Could you copy every record below exactly as it is written?

*** Opening of Material for the task ***

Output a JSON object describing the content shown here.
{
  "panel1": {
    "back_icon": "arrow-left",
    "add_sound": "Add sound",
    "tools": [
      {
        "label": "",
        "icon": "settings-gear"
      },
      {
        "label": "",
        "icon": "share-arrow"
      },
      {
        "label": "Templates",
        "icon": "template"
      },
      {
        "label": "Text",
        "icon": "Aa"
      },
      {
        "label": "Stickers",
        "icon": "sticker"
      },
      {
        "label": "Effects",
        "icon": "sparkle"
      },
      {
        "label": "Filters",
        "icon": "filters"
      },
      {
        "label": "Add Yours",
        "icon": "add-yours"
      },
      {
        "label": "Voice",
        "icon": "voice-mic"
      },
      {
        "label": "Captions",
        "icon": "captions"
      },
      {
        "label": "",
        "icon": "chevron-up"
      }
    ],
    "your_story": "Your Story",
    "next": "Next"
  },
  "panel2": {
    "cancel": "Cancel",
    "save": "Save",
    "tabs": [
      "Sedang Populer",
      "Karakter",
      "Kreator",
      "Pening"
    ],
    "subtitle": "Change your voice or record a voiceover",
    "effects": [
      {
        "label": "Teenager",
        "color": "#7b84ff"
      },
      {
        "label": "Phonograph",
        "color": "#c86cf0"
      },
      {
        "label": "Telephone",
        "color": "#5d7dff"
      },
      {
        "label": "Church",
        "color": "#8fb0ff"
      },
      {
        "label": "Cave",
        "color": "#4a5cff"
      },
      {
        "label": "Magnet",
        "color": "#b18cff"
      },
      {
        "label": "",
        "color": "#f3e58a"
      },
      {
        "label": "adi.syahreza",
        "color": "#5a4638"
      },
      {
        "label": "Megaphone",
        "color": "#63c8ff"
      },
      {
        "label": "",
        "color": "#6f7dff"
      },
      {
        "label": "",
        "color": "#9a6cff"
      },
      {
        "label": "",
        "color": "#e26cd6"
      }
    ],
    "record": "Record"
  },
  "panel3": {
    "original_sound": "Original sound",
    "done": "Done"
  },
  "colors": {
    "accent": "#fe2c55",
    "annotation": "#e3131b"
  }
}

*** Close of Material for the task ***

Solution —
Output a JSON object describing the content shown here.
{
  "panel1": {
    "back_icon": "arrow-left",
    "add_sound": "Add sound",
    "tools": [
      {
        "label": "",
        "icon": "settings-gear"
      },
      {
        "label": "",
        "icon": "share-arrow"
      },
      {
        "label": "Templates",
        "icon": "template"
      },
      {
        "label": "Text",
        "icon": "Aa"
      },
      {
        "label": "Stickers",
        "icon": "sticker"
      },
      {
        "label": "Effects",
        "icon": "sparkle"
      },
      {
        "label": "Filters",
        "icon": "filters"
      },
      {
        "label": "Add Yours",
        "icon": "add-yours"
      },
      {
        "label": "Voice",
        "icon": "voice-mic"
      },
      {
        "label": "Captions",
        "icon": "captions"
      },
      {
        "label": "",
        "icon": "chevron-up"
      }
    ],
    "your_story": "Your Story",
    "next": "Next"
  },
  "panel2": {
    "cancel": "Cancel",
    "save": "Save",
    "tabs": [
      "Sedang Populer",
      "Karakter",
      "Kreator",
      "Pening"
    ],
    "subtitle": "Change your voice or record a voiceover",
    "effects": [
      {
        "label": "Teenager",
        "color": "#7b84ff"
      },
      {
        "label": "Phonograph",
        "color": "#c86cf0"
      },
      {
        "label": "Telephone",
        "color": "#5d7dff"
      },
      {
        "label": "Church",
        "color": "#8fb0ff"
      },
      {
        "label": "Cave",
        "color": "#4a5cff"
      },
      {
        "label": "Magnet",
        "color": "#b18cff"
      },
      {
        "label": "",
        "color": "#f3e58a"
      },
      {
        "label": "adi.syahreza",
        "color": "#5a4638"
      },
      {
        "label": "Megaphone",
        "color": "#63c8ff"
      },
      {
        "label": "",
        "color": "#6f7dff"
      },
      {
        "label": "",
        "color": "#9a6cff"
      },
      {
        "label": "",
        "color": "#e26cd6"
      }
    ],
    "record": "Record"
  },
  "panel3": {
    "original_sound": "Original sound",
    "done": "Done"
  },
  "colors": {
    "accent": "#fe2c55",
    "annotation": "#e3131b"
  }
}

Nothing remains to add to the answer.